Children's Craniofacial Association

Sunday, August 7, 2011

Juxtaposition of the Incongruous

A couple of weeks ago I taught a three-day writing class for my old company. Nothing really creative, just a refresher in basic grammar, punctuation and structure for an audience of customer service representatives who are in training to become senior customer service representatives. One of the new duties they will pick up if they earn the senior title is writing original letters to customers. Over the years, the company has found a disappointing lack of writing skill in its employees including those in management positions. After day one of the class I heard one student say to another: "So that's what an adverb is." Miss Baumann would be horrified.

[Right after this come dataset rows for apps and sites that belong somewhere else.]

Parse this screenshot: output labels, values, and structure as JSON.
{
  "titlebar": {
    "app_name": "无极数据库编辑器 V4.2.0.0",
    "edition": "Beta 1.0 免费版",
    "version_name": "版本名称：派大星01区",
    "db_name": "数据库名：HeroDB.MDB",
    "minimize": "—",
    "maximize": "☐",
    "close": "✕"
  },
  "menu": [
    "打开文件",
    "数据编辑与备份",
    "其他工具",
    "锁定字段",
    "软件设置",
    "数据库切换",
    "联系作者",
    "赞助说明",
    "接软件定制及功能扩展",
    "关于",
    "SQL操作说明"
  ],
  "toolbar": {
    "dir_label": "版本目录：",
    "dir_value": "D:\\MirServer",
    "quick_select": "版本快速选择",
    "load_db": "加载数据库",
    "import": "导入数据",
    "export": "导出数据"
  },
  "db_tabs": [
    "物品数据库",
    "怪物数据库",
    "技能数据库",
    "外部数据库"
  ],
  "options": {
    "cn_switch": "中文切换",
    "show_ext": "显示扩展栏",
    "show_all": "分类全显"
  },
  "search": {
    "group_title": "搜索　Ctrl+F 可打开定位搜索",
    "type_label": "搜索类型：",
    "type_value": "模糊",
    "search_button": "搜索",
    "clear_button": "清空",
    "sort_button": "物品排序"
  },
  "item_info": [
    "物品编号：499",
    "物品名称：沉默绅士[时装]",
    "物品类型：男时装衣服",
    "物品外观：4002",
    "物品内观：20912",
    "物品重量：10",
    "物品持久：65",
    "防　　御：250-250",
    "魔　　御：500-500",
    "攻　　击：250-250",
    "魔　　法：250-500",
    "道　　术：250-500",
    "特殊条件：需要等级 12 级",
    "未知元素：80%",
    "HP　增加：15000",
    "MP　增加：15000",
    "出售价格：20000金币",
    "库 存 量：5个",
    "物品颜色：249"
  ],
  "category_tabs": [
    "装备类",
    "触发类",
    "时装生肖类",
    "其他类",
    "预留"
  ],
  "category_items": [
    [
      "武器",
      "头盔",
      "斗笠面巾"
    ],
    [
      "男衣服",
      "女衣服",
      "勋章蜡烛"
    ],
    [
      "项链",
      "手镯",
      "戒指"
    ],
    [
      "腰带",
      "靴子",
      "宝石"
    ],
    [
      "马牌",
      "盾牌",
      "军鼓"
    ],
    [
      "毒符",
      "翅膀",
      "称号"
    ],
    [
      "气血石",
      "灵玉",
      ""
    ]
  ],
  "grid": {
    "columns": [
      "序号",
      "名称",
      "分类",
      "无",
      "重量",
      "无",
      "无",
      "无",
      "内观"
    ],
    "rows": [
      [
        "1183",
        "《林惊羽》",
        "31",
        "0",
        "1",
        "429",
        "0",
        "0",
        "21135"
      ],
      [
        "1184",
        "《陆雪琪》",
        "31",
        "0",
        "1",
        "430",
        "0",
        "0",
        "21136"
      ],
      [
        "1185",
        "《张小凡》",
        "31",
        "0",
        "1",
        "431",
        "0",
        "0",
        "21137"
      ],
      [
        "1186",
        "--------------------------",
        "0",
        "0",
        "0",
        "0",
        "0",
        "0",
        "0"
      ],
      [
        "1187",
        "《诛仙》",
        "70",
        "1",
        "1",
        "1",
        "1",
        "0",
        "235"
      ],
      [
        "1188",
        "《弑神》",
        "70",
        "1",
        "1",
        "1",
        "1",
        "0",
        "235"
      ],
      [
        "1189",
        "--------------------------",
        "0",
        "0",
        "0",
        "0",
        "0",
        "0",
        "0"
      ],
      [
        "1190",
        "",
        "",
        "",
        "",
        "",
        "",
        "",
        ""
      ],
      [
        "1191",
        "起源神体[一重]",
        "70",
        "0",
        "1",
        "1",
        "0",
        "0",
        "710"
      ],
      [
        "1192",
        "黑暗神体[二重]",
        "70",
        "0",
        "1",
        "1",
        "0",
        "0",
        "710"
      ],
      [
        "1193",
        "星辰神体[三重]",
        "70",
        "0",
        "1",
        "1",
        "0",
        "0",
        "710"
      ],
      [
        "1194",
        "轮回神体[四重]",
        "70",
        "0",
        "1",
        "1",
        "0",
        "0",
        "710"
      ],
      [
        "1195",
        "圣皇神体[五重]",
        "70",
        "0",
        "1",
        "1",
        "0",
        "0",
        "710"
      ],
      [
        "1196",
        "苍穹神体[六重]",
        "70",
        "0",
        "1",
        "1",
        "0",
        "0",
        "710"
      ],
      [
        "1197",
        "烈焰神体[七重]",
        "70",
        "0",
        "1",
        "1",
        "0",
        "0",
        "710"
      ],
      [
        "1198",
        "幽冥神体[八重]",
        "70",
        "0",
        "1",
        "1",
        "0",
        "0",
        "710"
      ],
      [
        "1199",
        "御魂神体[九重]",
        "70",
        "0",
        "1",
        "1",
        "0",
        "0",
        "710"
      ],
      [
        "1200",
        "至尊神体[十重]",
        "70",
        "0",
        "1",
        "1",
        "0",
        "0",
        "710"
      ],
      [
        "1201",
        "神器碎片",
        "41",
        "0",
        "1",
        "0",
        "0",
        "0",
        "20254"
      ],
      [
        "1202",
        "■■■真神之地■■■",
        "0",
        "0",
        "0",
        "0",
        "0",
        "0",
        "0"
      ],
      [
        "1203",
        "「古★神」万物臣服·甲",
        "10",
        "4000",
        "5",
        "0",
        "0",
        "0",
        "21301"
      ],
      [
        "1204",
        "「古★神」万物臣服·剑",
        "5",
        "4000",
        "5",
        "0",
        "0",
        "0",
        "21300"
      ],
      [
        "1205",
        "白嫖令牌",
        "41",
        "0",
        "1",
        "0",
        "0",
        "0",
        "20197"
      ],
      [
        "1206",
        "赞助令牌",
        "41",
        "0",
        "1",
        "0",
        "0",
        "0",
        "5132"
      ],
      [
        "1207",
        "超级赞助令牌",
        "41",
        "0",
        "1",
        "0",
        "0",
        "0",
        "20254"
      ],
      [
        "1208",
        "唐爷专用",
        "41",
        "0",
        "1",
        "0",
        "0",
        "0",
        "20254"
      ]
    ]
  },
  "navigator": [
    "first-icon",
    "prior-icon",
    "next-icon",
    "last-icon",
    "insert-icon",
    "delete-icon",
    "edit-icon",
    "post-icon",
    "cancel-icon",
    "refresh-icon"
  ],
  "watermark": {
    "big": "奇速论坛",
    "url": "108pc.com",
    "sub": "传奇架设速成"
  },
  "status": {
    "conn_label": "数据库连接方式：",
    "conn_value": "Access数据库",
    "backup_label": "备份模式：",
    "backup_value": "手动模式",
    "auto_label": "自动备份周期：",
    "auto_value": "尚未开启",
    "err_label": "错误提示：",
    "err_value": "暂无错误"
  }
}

I've written before about my fourth grade teacher, Miss Baumann. (We never knew her first name because we would never dream of addressing her so informally) She was one of a group of dedicated teachers at Our Lady of Lourdes School who, for far too little money, took scruffy street urchins and taught them the King's English. Not just enough to get by, but grammatically correct, properly spelled, punctuated, and capitalized English. Our class was not filled with "gifted and talented" kids to merit such a thorough grounding in our native tongue, but in fact, it was expected that every student who graduated that school could write good English. The Catholic school system had never lowered expectations for us just because we were poor or descended from immigrants; there was one high standard and everyone was pushed to meet it.

Trying to teach these skills now, to adults,  is very difficult. It's impossible to do in a three day class what wasn't accomplished in 12 years of formal schooling. These students are not dumb, but their basic elementary and high school education was so fundamentally flawed in that it did not place enough stress on English. What good is math and science if you can't communicate your ideas in writing. The English and writing curriculum have been terribly diluted over the years. People now get college degrees who can't compose a decent resume. As expectations spiral lower and lower, such idiotic books like "Handwriting Without Tears" find their way into our school libraries. We have ourselves to blame for tolerating this erosion; we don't ask enough of our kids, and the result is sadly apparent.

Compounding the schools' failure to teach proper English is the tendency for parents to park their kids in front of a TV or computer and take no interest in their education. Reading to and with kids can be a tremendous help in developing their ear. Listening to our language being spoken properly helps children know what good English sounds like by training their ear. They may not be able to cite the rule that makes a sentence grammatically incorrect, but it will clank on their ear when spoken aloud, and they will know to give it a second look. As it is, they enter adulthood blithely unaware of their inability to write correctly, and become frustrated when the deficiency is called to their attention. Trying to fix it now is nearly impossible, especially in the age of e-mail and "textspeak".

To impress on you just how well those Lourdes English drills sank in, let me relate a little story. I attended college at night while working days to support my family. I was always the oldest in class, but I didn't care. The wonderful gift of English that I had been given by teachers like Miss Baumann served me well. Even in classes in which I wasn't that strong, the professors were so impressed by papers that weren't full of typos, misspellings and grammatical errors that I usually got better grades than I probably deserved. In one class, an instructor asked if anyone knew the literary term for the placement of very dissiimilar elements side by side in the same sentence. Somewhere from the deep recesses of my memory came the answer: "Juxtaposition of the incongruous" I volunteered.

The students turned in their seats staring at me as if I had spoken Swahili. My instructor's jaw dropped a little as he nodded his head to indicate that my answer was correct. The only one who would not have been surprised by my answer was dear Miss Baumann.


Children's Craniofacial Association